A plan to build a storage facility to house some of New Zealand’s heritage items has been scrapped, despite $12 million being spent on the project.

The Department of Internal Affairs announced in 2020 it had bought land in Levin to build a storage facility to house the growing collections of the National Library of New Zealand, Archives New Zealand and Ngā Taonga Sound and Vision.

The construction was subject to further funding decisions, but was scheduled for completion in 2025.

Now Stuff can reveal the project had been cancelled because it was not funded.

A spokesperson for the Department of Internal Affairs said it received funding through Budget 2020 to find a site for the building and it purchased land on Enterprise Drive, part of a growing industrial area.

The funding covered the land purchase and design of the plans, which were completed in October 2022. That cost $12.1 million, including $4.9m for the site.

“The economic and fiscal situation is considerably different to when the design of the regional facility was commissioned,” the spokesperson said.

“As the department was not successful in securing further funding for the construction and operations of the facility, and does not expect to in the current climate, the work has been stopped.”

The spokesperson said digital technological advances had allowed Archives New Zealand and the National Library to reduce the demand for physical storage solutions by using digital collections.

“To support this transition, both institutions are considering new ways of operating together to maximise their shared property footprint and to develop shared digital capabilities that will improve long-term efficiency and improve access to their collections for New Zealanders.”

The spokesperson said there was enough space for the existing physical collections of Archives New Zealand and the National Library.

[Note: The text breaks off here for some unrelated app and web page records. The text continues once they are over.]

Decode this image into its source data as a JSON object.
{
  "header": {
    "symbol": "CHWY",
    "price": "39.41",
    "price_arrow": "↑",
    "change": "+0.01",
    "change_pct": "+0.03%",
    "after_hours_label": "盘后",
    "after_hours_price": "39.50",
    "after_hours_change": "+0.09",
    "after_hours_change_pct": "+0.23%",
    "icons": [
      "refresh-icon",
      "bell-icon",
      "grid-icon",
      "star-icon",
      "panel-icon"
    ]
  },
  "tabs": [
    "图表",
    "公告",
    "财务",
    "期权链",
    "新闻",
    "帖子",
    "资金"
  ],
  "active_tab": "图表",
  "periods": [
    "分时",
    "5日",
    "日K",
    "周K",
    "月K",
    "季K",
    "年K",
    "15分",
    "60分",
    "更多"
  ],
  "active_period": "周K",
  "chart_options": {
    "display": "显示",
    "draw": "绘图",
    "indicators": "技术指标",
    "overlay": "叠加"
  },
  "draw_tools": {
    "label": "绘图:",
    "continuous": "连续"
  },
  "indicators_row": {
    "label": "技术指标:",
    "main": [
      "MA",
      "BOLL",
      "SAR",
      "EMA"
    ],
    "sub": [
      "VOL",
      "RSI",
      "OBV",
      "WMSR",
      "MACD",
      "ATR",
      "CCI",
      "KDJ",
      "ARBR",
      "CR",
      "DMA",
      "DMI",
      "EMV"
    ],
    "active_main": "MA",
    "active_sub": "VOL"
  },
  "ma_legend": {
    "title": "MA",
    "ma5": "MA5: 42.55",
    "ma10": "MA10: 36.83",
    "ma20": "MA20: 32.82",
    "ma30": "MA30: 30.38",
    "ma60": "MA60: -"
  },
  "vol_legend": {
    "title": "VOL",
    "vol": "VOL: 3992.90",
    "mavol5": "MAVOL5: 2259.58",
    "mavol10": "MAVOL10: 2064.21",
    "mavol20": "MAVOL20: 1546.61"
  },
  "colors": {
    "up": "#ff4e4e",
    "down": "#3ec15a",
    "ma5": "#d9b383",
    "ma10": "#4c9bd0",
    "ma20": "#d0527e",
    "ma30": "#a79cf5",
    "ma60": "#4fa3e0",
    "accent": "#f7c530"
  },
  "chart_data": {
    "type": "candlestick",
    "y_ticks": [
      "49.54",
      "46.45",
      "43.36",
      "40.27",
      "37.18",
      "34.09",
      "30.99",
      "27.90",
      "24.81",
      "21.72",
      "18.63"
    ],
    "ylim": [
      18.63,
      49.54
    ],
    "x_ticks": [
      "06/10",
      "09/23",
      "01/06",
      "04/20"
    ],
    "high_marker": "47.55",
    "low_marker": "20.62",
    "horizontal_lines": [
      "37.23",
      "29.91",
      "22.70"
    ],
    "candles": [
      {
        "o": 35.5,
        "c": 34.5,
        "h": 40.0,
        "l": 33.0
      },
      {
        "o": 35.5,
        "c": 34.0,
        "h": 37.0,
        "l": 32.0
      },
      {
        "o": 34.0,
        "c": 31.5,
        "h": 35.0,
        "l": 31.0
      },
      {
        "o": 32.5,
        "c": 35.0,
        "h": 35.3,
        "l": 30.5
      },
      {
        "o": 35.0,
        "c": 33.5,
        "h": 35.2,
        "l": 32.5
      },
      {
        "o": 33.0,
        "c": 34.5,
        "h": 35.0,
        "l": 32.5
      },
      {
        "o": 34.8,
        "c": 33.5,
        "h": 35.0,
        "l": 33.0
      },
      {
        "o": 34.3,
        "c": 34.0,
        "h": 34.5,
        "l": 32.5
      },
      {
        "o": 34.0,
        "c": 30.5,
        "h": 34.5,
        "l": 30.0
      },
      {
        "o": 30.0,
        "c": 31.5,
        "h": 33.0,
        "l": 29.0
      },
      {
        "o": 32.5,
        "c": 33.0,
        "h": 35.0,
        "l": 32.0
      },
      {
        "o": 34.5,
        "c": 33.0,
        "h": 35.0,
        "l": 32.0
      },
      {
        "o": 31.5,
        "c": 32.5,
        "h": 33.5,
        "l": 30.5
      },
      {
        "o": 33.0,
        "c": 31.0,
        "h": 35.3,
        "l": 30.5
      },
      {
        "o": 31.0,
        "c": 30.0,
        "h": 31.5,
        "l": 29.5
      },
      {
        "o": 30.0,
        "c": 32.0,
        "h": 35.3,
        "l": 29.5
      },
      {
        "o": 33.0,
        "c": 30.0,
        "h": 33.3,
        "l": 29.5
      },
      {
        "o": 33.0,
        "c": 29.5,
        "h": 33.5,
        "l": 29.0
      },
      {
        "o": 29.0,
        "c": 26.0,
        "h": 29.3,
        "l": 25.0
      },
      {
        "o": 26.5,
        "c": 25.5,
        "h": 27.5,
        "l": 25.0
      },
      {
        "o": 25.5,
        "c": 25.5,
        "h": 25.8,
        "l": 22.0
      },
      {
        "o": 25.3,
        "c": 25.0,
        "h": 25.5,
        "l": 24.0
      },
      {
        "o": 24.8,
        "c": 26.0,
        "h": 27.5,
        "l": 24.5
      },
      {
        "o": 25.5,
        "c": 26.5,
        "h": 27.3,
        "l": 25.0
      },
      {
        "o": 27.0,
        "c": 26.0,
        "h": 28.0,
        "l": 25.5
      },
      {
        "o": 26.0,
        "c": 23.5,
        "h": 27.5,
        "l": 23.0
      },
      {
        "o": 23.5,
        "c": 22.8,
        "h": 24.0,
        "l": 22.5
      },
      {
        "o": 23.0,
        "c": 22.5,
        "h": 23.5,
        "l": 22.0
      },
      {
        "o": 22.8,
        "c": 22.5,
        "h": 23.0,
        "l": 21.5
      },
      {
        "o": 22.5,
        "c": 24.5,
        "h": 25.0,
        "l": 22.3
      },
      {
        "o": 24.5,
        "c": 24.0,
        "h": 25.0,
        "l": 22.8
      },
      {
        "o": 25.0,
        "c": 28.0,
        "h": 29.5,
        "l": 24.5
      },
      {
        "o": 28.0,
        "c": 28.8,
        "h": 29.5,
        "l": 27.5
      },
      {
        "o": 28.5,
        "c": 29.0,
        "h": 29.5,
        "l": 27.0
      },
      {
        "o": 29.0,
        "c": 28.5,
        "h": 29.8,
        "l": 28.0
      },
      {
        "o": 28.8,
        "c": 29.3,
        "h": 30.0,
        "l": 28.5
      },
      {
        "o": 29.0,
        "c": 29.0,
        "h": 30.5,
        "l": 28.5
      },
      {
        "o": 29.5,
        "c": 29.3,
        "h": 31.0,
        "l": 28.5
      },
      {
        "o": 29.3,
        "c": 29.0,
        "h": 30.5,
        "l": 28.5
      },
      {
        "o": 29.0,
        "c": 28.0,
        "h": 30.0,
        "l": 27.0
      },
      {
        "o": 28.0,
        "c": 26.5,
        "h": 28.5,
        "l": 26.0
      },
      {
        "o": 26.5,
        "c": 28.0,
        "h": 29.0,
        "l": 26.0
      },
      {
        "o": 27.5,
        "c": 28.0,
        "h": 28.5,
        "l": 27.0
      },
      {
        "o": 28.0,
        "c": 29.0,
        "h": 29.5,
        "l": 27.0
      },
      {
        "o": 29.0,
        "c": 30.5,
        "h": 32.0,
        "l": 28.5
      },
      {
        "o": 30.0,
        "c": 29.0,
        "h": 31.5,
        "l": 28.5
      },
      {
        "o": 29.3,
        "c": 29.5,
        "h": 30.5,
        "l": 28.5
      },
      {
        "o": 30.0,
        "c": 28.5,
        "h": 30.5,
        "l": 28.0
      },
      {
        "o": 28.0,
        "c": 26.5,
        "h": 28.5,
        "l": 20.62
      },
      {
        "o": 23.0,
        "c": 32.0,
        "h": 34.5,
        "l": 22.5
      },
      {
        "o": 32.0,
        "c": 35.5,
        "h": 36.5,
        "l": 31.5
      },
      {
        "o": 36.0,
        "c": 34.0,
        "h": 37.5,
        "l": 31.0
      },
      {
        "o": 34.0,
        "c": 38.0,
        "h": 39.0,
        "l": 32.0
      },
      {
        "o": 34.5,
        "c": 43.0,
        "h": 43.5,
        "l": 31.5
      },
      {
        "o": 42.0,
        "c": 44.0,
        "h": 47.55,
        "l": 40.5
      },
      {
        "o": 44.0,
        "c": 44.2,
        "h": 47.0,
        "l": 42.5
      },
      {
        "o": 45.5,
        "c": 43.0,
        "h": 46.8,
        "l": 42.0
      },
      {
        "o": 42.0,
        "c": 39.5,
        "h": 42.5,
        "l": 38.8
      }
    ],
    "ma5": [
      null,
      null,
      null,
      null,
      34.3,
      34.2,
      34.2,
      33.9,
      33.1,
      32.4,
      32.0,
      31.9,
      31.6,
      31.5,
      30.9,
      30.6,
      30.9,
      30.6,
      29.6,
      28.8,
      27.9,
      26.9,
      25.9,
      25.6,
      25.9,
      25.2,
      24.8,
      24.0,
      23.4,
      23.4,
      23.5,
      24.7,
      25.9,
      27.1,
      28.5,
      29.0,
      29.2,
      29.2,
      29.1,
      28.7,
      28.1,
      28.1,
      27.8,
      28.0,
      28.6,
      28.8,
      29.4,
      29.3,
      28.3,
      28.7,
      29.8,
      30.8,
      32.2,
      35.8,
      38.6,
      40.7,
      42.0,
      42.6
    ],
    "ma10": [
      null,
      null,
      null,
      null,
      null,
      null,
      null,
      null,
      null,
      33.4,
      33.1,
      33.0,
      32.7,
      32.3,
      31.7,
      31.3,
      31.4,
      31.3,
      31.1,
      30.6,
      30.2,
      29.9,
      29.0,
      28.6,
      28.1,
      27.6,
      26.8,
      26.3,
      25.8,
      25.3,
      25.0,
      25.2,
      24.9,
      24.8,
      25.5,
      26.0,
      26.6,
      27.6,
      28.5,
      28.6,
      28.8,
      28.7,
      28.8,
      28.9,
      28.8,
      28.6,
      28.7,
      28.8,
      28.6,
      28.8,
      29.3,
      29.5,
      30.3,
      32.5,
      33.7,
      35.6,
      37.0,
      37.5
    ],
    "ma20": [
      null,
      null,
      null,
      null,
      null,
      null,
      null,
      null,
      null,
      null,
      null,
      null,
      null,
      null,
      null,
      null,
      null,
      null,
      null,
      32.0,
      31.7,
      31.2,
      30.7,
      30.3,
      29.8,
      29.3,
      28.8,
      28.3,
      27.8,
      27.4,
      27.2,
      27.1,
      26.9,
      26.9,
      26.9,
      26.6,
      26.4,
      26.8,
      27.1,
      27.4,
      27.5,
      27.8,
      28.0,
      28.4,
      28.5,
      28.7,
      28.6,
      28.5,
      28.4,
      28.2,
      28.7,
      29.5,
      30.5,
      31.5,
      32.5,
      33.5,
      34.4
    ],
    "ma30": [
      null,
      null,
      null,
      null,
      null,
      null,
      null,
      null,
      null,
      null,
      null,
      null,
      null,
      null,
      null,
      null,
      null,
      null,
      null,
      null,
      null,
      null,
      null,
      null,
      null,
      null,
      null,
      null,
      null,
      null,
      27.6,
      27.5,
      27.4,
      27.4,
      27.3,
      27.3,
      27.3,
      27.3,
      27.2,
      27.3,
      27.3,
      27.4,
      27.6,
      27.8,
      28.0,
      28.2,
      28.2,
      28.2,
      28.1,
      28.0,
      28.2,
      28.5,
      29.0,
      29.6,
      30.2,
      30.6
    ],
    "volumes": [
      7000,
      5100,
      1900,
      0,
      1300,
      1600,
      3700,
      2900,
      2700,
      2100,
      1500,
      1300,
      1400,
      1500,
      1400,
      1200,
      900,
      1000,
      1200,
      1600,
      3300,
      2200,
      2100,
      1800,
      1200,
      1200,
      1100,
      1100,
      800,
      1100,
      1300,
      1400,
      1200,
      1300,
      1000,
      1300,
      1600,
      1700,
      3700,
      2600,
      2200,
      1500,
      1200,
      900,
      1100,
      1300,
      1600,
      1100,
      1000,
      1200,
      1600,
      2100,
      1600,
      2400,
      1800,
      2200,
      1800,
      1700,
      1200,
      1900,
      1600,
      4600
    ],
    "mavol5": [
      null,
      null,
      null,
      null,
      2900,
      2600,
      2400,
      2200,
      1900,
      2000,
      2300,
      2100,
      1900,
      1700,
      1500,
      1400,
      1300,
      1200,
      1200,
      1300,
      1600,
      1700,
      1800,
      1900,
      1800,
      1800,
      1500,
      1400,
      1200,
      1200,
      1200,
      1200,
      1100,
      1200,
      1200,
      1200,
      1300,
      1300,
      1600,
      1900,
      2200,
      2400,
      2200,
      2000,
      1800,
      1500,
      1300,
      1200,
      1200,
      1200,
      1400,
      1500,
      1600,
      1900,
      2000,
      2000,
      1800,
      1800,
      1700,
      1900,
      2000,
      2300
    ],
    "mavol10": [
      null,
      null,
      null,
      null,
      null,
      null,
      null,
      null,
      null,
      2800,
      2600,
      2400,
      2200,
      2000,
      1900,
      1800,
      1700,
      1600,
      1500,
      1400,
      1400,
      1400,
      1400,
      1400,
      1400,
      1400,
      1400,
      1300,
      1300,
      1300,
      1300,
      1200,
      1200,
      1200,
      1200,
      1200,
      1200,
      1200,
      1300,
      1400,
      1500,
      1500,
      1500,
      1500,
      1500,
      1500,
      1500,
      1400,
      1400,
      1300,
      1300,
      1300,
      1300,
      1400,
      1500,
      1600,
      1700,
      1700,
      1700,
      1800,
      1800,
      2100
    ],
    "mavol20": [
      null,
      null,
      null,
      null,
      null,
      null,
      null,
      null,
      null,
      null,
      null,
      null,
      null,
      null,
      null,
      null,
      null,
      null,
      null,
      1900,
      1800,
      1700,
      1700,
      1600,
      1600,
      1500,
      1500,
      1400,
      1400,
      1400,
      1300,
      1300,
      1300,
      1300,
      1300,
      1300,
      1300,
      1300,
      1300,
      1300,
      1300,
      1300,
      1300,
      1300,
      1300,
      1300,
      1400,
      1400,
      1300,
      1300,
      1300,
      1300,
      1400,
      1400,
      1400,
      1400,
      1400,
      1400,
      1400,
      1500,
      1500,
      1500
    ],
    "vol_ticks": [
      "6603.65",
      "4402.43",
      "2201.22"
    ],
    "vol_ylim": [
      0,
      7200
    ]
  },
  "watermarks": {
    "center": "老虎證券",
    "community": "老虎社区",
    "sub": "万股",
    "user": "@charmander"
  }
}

“To meet future demands and the expectations of New Zealanders, we are looking at how we collect, how much we collect and in what format, which will determine our future physical and digital storage requirements.

“Ensuring we have resilient, fit-for-purpose storage facilities that serve the whole country is a priority.”

Some items were being stored at other facilities, particularly those that needed specialist storage or access arrangements.

The spokeperson said the material was being kept at the department’s own buildings and other institutions across New Zealand.

The site in Levin was fenced and the site maintained, but no other physical work had been done.

No discussions had been held about the property’s future.

“It is expected that community and iwi engagement will be undertaken prior to any options being considered.”

The new building was supposed to store low-use documentary material, including digitised collection items, as well as audio-visual material, government records, books, microfilm and films.

- Manawatu Standard : Read the original article here